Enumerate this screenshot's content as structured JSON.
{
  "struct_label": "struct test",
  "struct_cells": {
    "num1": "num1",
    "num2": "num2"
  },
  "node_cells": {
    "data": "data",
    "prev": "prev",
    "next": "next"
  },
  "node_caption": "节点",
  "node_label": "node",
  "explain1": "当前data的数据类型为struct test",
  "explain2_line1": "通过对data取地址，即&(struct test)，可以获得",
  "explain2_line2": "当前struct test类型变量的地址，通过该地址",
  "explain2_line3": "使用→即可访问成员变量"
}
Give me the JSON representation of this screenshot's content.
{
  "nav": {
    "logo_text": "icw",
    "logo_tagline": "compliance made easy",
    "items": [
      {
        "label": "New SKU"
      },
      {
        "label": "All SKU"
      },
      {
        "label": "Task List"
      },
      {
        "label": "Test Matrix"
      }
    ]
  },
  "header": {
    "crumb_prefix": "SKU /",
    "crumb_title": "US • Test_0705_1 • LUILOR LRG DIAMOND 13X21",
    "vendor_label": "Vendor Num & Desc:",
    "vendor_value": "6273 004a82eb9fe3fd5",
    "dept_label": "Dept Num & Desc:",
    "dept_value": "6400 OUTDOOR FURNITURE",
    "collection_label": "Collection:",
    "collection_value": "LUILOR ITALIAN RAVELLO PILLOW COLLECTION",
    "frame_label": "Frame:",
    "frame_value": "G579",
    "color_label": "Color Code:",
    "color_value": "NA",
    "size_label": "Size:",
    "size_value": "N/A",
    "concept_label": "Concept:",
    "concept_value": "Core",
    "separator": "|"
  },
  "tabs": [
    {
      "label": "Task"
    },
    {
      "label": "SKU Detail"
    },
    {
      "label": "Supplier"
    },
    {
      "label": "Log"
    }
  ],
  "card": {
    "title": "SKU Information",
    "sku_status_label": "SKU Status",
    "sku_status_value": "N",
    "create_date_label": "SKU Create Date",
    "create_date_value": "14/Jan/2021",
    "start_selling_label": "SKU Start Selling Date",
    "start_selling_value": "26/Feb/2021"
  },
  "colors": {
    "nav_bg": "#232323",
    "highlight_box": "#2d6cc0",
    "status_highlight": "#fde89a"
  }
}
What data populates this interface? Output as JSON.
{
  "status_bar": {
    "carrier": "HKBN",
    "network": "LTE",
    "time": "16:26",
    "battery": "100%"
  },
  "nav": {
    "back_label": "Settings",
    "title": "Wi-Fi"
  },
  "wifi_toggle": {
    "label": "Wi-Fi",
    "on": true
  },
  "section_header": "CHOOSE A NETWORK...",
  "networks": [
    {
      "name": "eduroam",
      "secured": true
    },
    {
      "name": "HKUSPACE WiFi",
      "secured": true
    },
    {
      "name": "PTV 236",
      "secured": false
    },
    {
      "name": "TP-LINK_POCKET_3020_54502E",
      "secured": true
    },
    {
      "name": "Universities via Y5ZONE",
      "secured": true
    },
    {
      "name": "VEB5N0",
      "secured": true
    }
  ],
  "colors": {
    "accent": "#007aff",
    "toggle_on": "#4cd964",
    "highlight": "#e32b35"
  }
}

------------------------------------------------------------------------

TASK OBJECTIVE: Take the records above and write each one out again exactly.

EXERCISE RESPONSE:
Enumerate this screenshot's content as structured JSON.
{
  "struct_label": "struct test",
  "struct_cells": {
    "num1": "num1",
    "num2": "num2"
  },
  "node_cells": {
    "data": "data",
    "prev": "prev",
    "next": "next"
  },
  "node_caption": "节点",
  "node_label": "node",
  "explain1": "当前data的数据类型为struct test",
  "explain2_line1": "通过对data取地址，即&(struct test)，可以获得",
  "explain2_line2": "当前struct test类型变量的地址，通过该地址",
  "explain2_line3": "使用→即可访问成员变量"
}
Give me the JSON representation of this screenshot's content.
{
  "nav": {
    "logo_text": "icw",
    "logo_tagline": "compliance made easy",
    "items": [
      {
        "label": "New SKU"
      },
      {
        "label": "All SKU"
      },
      {
        "label": "Task List"
      },
      {
        "label": "Test Matrix"
      }
    ]
  },
  "header": {
    "crumb_prefix": "SKU /",
    "crumb_title": "US • Test_0705_1 • LUILOR LRG DIAMOND 13X21",
    "vendor_label": "Vendor Num & Desc:",
    "vendor_value": "6273 004a82eb9fe3fd5",
    "dept_label": "Dept Num & Desc:",
    "dept_value": "6400 OUTDOOR FURNITURE",
    "collection_label": "Collection:",
    "collection_value": "LUILOR ITALIAN RAVELLO PILLOW COLLECTION",
    "frame_label": "Frame:",
    "frame_value": "G579",
    "color_label": "Color Code:",
    "color_value": "NA",
    "size_label": "Size:",
    "size_value": "N/A",
    "concept_label": "Concept:",
    "concept_value": "Core",
    "separator": "|"
  },
  "tabs": [
    {
      "label": "Task"
    },
    {
      "label": "SKU Detail"
    },
    {
      "label": "Supplier"
    },
    {
      "label": "Log"
    }
  ],
  "card": {
    "title": "SKU Information",
    "sku_status_label": "SKU Status",
    "sku_status_value": "N",
    "create_date_label": "SKU Create Date",
    "create_date_value": "14/Jan/2021",
    "start_selling_label": "SKU Start Selling Date",
    "start_selling_value": "26/Feb/2021"
  },
  "colors": {
    "nav_bg": "#232323",
    "highlight_box": "#2d6cc0",
    "status_highlight": "#fde89a"
  }
}
What data populates this interface? Output as JSON.
{
  "status_bar": {
    "carrier": "HKBN",
    "network": "LTE",
    "time": "16:26",
    "battery": "100%"
  },
  "nav": {
    "back_label": "Settings",
    "title": "Wi-Fi"
  },
  "wifi_toggle": {
    "label": "Wi-Fi",
    "on": true
  },
  "section_header": "CHOOSE A NETWORK...",
  "networks": [
    {
      "name": "eduroam",
      "secured": true
    },
    {
      "name": "HKUSPACE WiFi",
      "secured": true
    },
    {
      "name": "PTV 236",
      "secured": false
    },
    {
      "name": "TP-LINK_POCKET_3020_54502E",
      "secured": true
    },
    {
      "name": "Universities via Y5ZONE",
      "secured": true
    },
    {
      "name": "VEB5N0",
      "secured": true
    }
  ],
  "colors": {
    "accent": "#007aff",
    "toggle_on": "#4cd964",
    "highlight": "#e32b35"
  }
}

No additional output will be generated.